Analyzing your Social Capital
Brainstorm a list of all your top 30 relationships into a spreadsheet. Don’t worry about screening people in or out. Just jot down people who support you, believe in you, cheer you on, buy from you, or listen to you. Try to come up with at least 15. Then label 6 columns across with each face of contribution, and rate each person 1-3 (1=not a fit 3=yes, this is how they love to contribute!)
Then add up the total points for each person listed. Find out who has the highest point value. Notice what you discover to determine next actions to take for each relationship. What value can you offer each relationship? What requests can you make of each relationship?
Pitfalls to Watch Out For When Making Requests of Your Tribe
1. Pride. What I’m talking about is when someone genuinely offers you (no strings attached) in an area you KNOW and WANT help with, and you refuse for some reasons (fear of looking needy, or a mooch, or not wanting to be in debt and owe them). Receiving true generosity is a gift takes a tremendous level of courage that honors others.
Solution: Get good at graciously saying thank-you. And accepting offers of help. Think of a time when you genuinely wanted to help someone move, or make a meal, or offer service—and they refused. What did you feel? Did you feel compelled to make an offer again? Now think of a time when you were the one who refused the offer. Were you aware of how it made the other person feel when you refused?
2. EXPECTING others to give to you and having resentment or disappointment if they don’t. When you make a request, you get what you get. If it's a no, honor the no, and find out how they would like to engage or contribute to the business.
When I started up TEDxBellevue, I knew a team was critical to success. In order to be profitable while fulfilling the mission of the event theme Sustainable Happiness, first things first—I had to activate my network into a tribe.
How? I analyzed my top relationships by their primary contribution language that reached out to each relationship. I created win-win propositions by understanding how they best like to contribute.
The end result? I recruited an entire team of professionals from cross sectors in tech industry, non profit, and entrepreneurs to lead 8 different aspects of the event. This resulted in selling out 2 weeks before the event, at $100/person tickets. Through the help of my tribe, a $10K event to put on, cost us $2K, and the event profited $2500.
Post event, I wondered if it was only successful because the TEDx brand. To test this assumption, I launched another event the Creativity Symposium from scratch with the same ticket pricing and audience size, again, with no money, and this time--no brand awareness. Different cause. Created a tribe to rally around the cause of women’s leadership.

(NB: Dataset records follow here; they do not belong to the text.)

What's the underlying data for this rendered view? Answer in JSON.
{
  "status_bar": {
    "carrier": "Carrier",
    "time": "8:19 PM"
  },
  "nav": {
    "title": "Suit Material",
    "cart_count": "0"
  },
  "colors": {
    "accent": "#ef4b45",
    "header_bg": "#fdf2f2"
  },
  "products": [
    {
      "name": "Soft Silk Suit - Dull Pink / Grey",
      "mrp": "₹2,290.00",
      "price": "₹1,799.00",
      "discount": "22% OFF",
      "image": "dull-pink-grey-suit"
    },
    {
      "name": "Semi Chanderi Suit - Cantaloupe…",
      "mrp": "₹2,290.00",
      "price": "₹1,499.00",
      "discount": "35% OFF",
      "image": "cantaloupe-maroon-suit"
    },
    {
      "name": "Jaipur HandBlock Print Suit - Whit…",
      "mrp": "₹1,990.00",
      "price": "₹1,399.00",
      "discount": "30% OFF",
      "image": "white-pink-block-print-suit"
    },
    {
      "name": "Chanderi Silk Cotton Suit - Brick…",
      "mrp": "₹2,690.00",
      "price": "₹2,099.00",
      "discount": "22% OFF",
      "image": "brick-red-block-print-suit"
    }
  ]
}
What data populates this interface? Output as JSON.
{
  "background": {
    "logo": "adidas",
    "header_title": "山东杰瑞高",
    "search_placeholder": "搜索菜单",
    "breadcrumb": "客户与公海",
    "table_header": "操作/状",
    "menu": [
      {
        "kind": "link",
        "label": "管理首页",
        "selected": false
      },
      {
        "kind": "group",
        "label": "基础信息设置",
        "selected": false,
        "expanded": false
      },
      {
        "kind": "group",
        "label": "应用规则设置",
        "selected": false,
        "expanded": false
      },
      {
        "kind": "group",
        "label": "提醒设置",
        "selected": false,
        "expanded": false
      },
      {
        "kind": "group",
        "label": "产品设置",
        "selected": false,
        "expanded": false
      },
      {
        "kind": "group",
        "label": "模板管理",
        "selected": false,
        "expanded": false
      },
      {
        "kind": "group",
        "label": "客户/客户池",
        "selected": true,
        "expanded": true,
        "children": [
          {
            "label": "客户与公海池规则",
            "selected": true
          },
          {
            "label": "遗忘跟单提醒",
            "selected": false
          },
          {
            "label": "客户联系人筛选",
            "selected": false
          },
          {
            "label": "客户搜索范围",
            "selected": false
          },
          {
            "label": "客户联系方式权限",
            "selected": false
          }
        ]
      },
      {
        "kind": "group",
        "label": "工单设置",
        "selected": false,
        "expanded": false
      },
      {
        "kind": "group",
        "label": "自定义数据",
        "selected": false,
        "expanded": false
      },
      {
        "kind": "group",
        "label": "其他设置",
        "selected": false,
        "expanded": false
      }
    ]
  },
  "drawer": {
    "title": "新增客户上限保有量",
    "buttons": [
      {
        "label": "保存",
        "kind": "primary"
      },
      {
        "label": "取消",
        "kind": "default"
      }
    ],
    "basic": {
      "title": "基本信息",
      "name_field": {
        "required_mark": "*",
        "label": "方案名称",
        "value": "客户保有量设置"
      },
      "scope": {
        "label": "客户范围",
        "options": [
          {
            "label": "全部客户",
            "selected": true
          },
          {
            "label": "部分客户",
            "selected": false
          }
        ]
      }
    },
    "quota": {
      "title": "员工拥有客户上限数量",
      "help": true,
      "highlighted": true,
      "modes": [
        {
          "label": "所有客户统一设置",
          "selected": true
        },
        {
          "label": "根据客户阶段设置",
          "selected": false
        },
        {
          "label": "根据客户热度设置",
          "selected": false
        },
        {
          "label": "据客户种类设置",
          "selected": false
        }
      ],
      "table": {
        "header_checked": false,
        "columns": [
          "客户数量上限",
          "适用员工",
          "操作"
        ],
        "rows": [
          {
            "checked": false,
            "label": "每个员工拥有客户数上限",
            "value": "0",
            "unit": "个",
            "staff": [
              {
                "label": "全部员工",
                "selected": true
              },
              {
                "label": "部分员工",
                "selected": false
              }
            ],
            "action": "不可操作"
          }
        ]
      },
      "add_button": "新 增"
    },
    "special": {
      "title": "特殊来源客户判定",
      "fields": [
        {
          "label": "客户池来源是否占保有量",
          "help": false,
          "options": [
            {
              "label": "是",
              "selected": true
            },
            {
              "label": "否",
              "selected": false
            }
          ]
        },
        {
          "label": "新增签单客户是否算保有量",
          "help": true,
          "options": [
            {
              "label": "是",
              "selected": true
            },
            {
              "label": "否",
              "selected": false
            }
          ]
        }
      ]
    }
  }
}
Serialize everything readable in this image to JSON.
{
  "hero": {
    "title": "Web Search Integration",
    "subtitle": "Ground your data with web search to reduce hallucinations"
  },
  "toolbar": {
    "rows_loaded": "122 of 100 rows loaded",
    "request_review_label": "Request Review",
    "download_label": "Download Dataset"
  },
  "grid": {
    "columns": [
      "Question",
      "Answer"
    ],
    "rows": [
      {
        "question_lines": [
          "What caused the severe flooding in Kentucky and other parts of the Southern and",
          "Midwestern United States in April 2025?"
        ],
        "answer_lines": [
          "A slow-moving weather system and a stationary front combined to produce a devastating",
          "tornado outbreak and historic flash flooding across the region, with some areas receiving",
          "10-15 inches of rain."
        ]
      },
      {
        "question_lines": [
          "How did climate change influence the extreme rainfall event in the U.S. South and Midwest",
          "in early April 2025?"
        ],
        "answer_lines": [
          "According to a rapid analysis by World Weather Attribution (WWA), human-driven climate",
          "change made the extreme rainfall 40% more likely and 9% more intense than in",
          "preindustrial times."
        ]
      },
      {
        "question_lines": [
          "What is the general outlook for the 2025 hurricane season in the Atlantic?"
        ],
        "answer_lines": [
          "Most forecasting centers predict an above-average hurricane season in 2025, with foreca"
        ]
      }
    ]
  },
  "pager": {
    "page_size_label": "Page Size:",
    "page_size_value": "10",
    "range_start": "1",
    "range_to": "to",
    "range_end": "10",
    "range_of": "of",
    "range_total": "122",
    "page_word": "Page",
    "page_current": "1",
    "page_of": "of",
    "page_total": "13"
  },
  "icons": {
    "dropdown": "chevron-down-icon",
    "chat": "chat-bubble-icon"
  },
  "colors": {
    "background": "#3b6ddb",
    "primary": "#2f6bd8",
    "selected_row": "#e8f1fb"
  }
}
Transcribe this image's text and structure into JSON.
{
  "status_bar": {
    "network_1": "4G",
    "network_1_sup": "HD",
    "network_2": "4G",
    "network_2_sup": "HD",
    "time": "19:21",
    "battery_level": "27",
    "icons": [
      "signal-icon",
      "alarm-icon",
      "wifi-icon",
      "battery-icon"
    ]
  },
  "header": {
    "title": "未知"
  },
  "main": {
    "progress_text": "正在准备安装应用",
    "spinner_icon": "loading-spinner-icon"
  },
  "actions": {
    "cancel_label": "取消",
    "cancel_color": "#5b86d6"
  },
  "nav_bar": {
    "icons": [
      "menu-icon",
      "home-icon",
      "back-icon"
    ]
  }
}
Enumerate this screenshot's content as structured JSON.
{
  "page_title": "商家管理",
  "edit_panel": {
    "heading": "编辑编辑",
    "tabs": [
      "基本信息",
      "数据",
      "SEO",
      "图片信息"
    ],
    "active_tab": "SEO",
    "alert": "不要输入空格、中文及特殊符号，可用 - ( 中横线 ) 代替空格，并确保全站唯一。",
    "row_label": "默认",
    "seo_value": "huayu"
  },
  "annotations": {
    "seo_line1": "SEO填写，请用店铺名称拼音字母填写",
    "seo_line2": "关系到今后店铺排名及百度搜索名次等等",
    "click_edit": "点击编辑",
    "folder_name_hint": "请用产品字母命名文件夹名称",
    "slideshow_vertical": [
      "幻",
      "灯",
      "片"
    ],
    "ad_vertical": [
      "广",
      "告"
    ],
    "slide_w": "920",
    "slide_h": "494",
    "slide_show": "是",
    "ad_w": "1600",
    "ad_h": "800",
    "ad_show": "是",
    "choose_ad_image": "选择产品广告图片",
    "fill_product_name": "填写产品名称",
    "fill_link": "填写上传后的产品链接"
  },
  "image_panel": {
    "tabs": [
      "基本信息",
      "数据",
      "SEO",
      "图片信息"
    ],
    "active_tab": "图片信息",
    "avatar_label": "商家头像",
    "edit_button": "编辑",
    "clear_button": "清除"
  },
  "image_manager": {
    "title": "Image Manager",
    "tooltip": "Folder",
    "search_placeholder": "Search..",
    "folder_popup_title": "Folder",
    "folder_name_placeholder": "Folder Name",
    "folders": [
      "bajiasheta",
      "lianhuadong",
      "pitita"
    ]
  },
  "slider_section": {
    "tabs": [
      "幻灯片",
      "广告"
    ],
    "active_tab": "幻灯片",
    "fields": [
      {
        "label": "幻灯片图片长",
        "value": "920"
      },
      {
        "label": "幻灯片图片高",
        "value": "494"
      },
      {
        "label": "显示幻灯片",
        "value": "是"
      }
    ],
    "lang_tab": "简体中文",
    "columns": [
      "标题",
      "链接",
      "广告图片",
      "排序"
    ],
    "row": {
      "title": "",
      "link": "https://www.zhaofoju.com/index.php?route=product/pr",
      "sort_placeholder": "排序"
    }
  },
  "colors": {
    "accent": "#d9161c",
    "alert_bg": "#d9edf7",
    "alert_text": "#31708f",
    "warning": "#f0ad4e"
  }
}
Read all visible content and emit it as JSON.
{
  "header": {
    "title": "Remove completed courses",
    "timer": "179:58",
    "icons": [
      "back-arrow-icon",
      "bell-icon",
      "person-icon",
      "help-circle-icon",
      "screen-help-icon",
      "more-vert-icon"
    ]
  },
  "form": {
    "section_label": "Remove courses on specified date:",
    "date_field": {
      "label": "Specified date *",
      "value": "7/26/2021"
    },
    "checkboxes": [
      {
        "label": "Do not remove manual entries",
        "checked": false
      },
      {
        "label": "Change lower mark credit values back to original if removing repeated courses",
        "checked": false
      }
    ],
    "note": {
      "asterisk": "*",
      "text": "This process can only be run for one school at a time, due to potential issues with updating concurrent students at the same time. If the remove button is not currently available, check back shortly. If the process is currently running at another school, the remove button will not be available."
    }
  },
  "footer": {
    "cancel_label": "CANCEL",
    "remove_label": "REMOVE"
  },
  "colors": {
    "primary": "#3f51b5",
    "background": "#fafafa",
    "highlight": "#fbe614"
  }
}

This time we doubled in net profitability over TEDx. How? Two factors:
1) Rallying around a purpose (in this case women’s leadership)
2) Activating my network into a tribe by understanding their contribution language
By analyzing your network of relationships or “social capital”, you can learn to leverage your connections more wisely into a tribe that will eagerly help you grow your business.
Being contributed to takes tremendous courage, vulnerability, strength, and is a huge source of power. Master both sides of contribution and the world will be your oyster to create greater impact!
Anna S. Choi helps conscious companies grow their client flow through business and marketing coaching. She loves synthesizing, adapting, and distilling strategic marketing plans into executable daily actions to take that get results to grow your business. If you're interested in taking focused action on an intentional strategic marketing plan to energize more client flow, please watch this introductory video to see whether we are a fit. I look forward to connecting and supporting you! You can contact her at firstname.lastname@example.org or 206-330-6426.
Anna Sun Choi